Fortunately I have access to lots of good machines and with a bit of AutoCAD I was able to design everything I needed for the first prototype to prove my design. Finding time was a tough one for this project, I spent a good chunk of this year doing remote beach clean-ups so I was frequently in the field and when I was back I had custom clients that would take priority of my work days. After about 6 months I had built the bike and was really stoked about how it felt and looked.
Where does the Seal Tooth name come from?
Naming anything can be annoying so I don’t often spend much time on the subject. I was finding lots of teeth while I was beach cleaning so that gave me the initial idea. Then I thought I should just tip the hat to one of the sickest surfers of all time, Dane Reynolds (@sealtooth on Instagram) because at the end of the day I just want my bikes to be ripped on.
You made a prototype for yourself first. What stood out that either worked better than you thought, or that you weren’t expecting, that led you to make a production run?
The first thing that stood out to me was just that the bike worked. I remember getting off my bike after the first test lap and thinking “Wow… I didn’t feel any negative feedback from the suspension” I was almost surprised with how effective the most simple design was. After that was the geometry. I already had a pretty good idea of what was going to feel good for me but was reassured that the longer rear end paired with not a super-long reach was keeping the bike feeling very well balanced on track. I want people to feel these bikes and ultimately have an option for a closer relationship with where their bike comes from while maintaining quality and sustainability.
I have a pre-order set up on my webstore that is open until Jan. 7th but I will only be making 6 for right now due to material supply shortages.
What is the beach cleaning project you’ve been part of?
The crew that I was on board with this year is called Rugged Coast Research Society, a Non Profit based in Nanaimo that specializes in marine debris locating, data, removal etc. We worked alongside several other Non Profits in British Columbia to complete the largest marine debris clean up in Canadian history totaling over 100 tonnes. Our crews worked all over B.C.’s North, Central, South and Vancouver Islands East coast.
Having lived on the Island my whole life I was always aware of marine debris but the opportunity to be as close as I was to some of the most affected areas was truly awakening. I don’t think we fully grasp the level of destruction our coastline is facing due to fishing industry and general carelessness of where the garbage we generate goes or how quickly it can recharge in certain areas but I hope that with all of the publicity on this years projects we can take the necessary steps to maintain a cleaner coastline, ocean and lifestyle. It’s a battle that will likely never end and we were all grateful to have had government funding this season to make everything possible.

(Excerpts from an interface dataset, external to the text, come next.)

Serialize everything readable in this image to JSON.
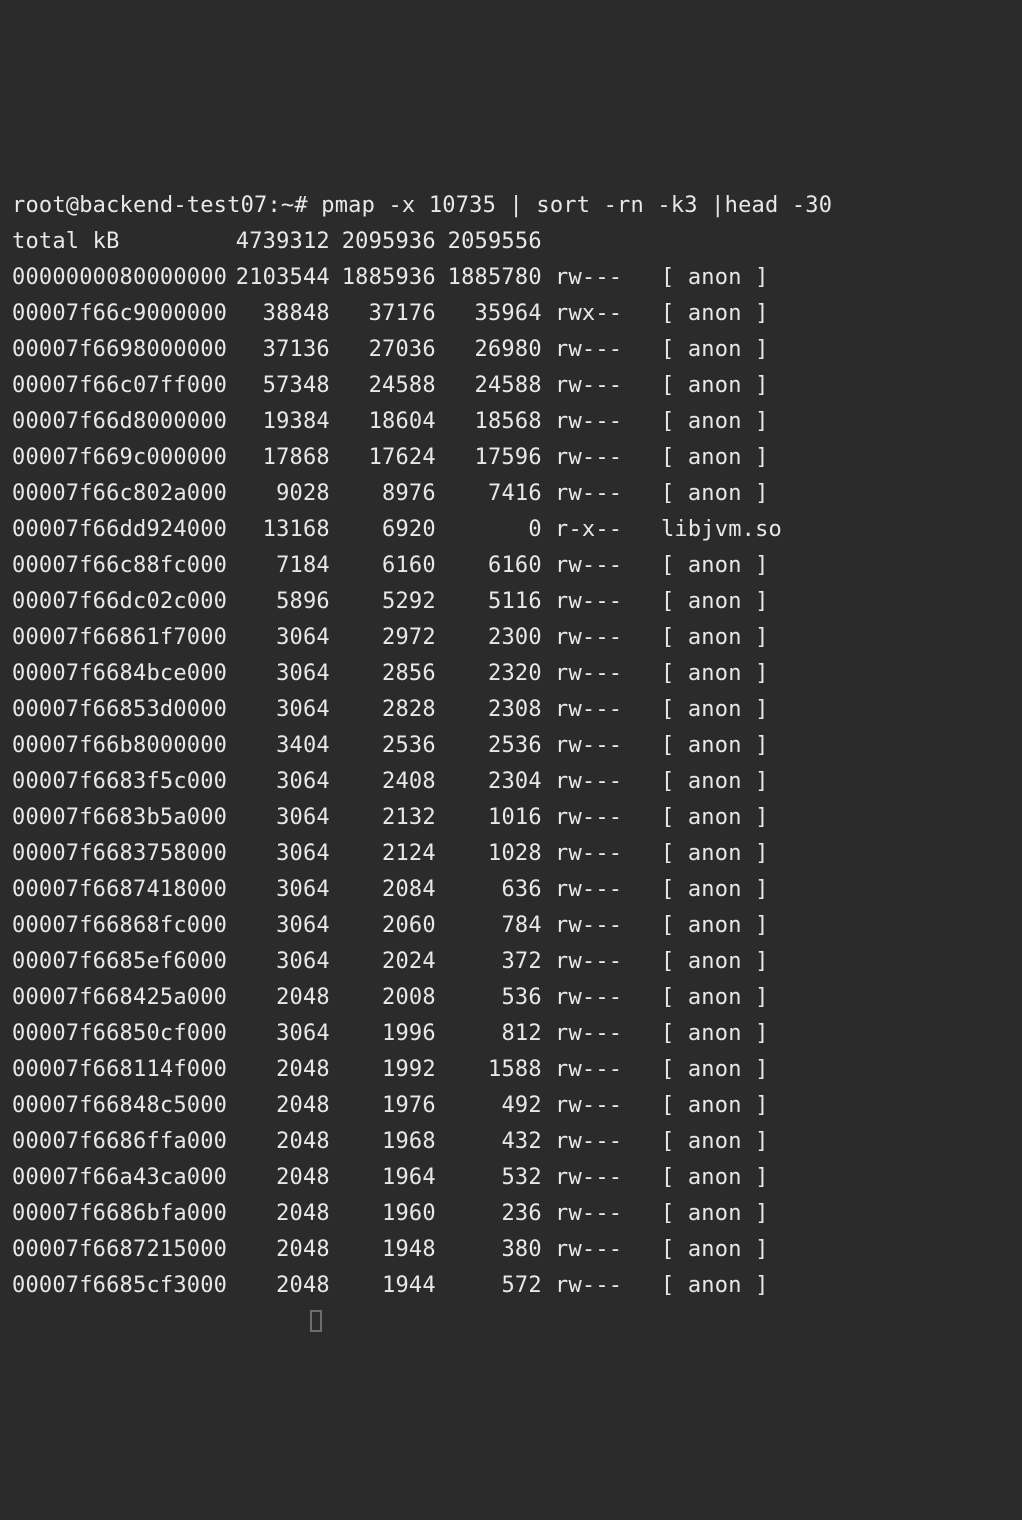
{
  "prompt": {
    "user": "root@backend-test07",
    "path": "~",
    "symbol": "#"
  },
  "command": "pmap -x 10735 | sort -rn -k3 |head -30",
  "total_label": "total kB",
  "total": {
    "kb": "4739312",
    "rss": "2095936",
    "dirty": "2059556"
  },
  "rows": [
    {
      "addr": "0000000080000000",
      "kb": "2103544",
      "rss": "1885936",
      "dirty": "1885780",
      "mode": "rw---",
      "map": "[ anon ]"
    },
    {
      "addr": "00007f66c9000000",
      "kb": "38848",
      "rss": "37176",
      "dirty": "35964",
      "mode": "rwx--",
      "map": "[ anon ]"
    },
    {
      "addr": "00007f6698000000",
      "kb": "37136",
      "rss": "27036",
      "dirty": "26980",
      "mode": "rw---",
      "map": "[ anon ]"
    },
    {
      "addr": "00007f66c07ff000",
      "kb": "57348",
      "rss": "24588",
      "dirty": "24588",
      "mode": "rw---",
      "map": "[ anon ]"
    },
    {
      "addr": "00007f66d8000000",
      "kb": "19384",
      "rss": "18604",
      "dirty": "18568",
      "mode": "rw---",
      "map": "[ anon ]"
    },
    {
      "addr": "00007f669c000000",
      "kb": "17868",
      "rss": "17624",
      "dirty": "17596",
      "mode": "rw---",
      "map": "[ anon ]"
    },
    {
      "addr": "00007f66c802a000",
      "kb": "9028",
      "rss": "8976",
      "dirty": "7416",
      "mode": "rw---",
      "map": "[ anon ]"
    },
    {
      "addr": "00007f66dd924000",
      "kb": "13168",
      "rss": "6920",
      "dirty": "0",
      "mode": "r-x--",
      "map": "libjvm.so"
    },
    {
      "addr": "00007f66c88fc000",
      "kb": "7184",
      "rss": "6160",
      "dirty": "6160",
      "mode": "rw---",
      "map": "[ anon ]"
    },
    {
      "addr": "00007f66dc02c000",
      "kb": "5896",
      "rss": "5292",
      "dirty": "5116",
      "mode": "rw---",
      "map": "[ anon ]"
    },
    {
      "addr": "00007f66861f7000",
      "kb": "3064",
      "rss": "2972",
      "dirty": "2300",
      "mode": "rw---",
      "map": "[ anon ]"
    },
    {
      "addr": "00007f6684bce000",
      "kb": "3064",
      "rss": "2856",
      "dirty": "2320",
      "mode": "rw---",
      "map": "[ anon ]"
    },
    {
      "addr": "00007f66853d0000",
      "kb": "3064",
      "rss": "2828",
      "dirty": "2308",
      "mode": "rw---",
      "map": "[ anon ]"
    },
    {
      "addr": "00007f66b8000000",
      "kb": "3404",
      "rss": "2536",
      "dirty": "2536",
      "mode": "rw---",
      "map": "[ anon ]"
    },
    {
      "addr": "00007f6683f5c000",
      "kb": "3064",
      "rss": "2408",
      "dirty": "2304",
      "mode": "rw---",
      "map": "[ anon ]"
    },
    {
      "addr": "00007f6683b5a000",
      "kb": "3064",
      "rss": "2132",
      "dirty": "1016",
      "mode": "rw---",
      "map": "[ anon ]"
    },
    {
      "addr": "00007f6683758000",
      "kb": "3064",
      "rss": "2124",
      "dirty": "1028",
      "mode": "rw---",
      "map": "[ anon ]"
    },
    {
      "addr": "00007f6687418000",
      "kb": "3064",
      "rss": "2084",
      "dirty": "636",
      "mode": "rw---",
      "map": "[ anon ]"
    },
    {
      "addr": "00007f66868fc000",
      "kb": "3064",
      "rss": "2060",
      "dirty": "784",
      "mode": "rw---",
      "map": "[ anon ]"
    },
    {
      "addr": "00007f6685ef6000",
      "kb": "3064",
      "rss": "2024",
      "dirty": "372",
      "mode": "rw---",
      "map": "[ anon ]"
    },
    {
      "addr": "00007f668425a000",
      "kb": "2048",
      "rss": "2008",
      "dirty": "536",
      "mode": "rw---",
      "map": "[ anon ]"
    },
    {
      "addr": "00007f66850cf000",
      "kb": "3064",
      "rss": "1996",
      "dirty": "812",
      "mode": "rw---",
      "map": "[ anon ]"
    },
    {
      "addr": "00007f668114f000",
      "kb": "2048",
      "rss": "1992",
      "dirty": "1588",
      "mode": "rw---",
      "map": "[ anon ]"
    },
    {
      "addr": "00007f66848c5000",
      "kb": "2048",
      "rss": "1976",
      "dirty": "492",
      "mode": "rw---",
      "map": "[ anon ]"
    },
    {
      "addr": "00007f6686ffa000",
      "kb": "2048",
      "rss": "1968",
      "dirty": "432",
      "mode": "rw---",
      "map": "[ anon ]"
    },
    {
      "addr": "00007f66a43ca000",
      "kb": "2048",
      "rss": "1964",
      "dirty": "532",
      "mode": "rw---",
      "map": "[ anon ]"
    },
    {
      "addr": "00007f6686bfa000",
      "kb": "2048",
      "rss": "1960",
      "dirty": "236",
      "mode": "rw---",
      "map": "[ anon ]"
    },
    {
      "addr": "00007f6687215000",
      "kb": "2048",
      "rss": "1948",
      "dirty": "380",
      "mode": "rw---",
      "map": "[ anon ]"
    },
    {
      "addr": "00007f6685cf3000",
      "kb": "2048",
      "rss": "1944",
      "dirty": "572",
      "mode": "rw---",
      "map": "[ anon ]"
    }
  ]
}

Follow @Rugged.Coast.Research.Society on instagram for info on how you can help, powerful images and a video of a whale being freed from a net this season.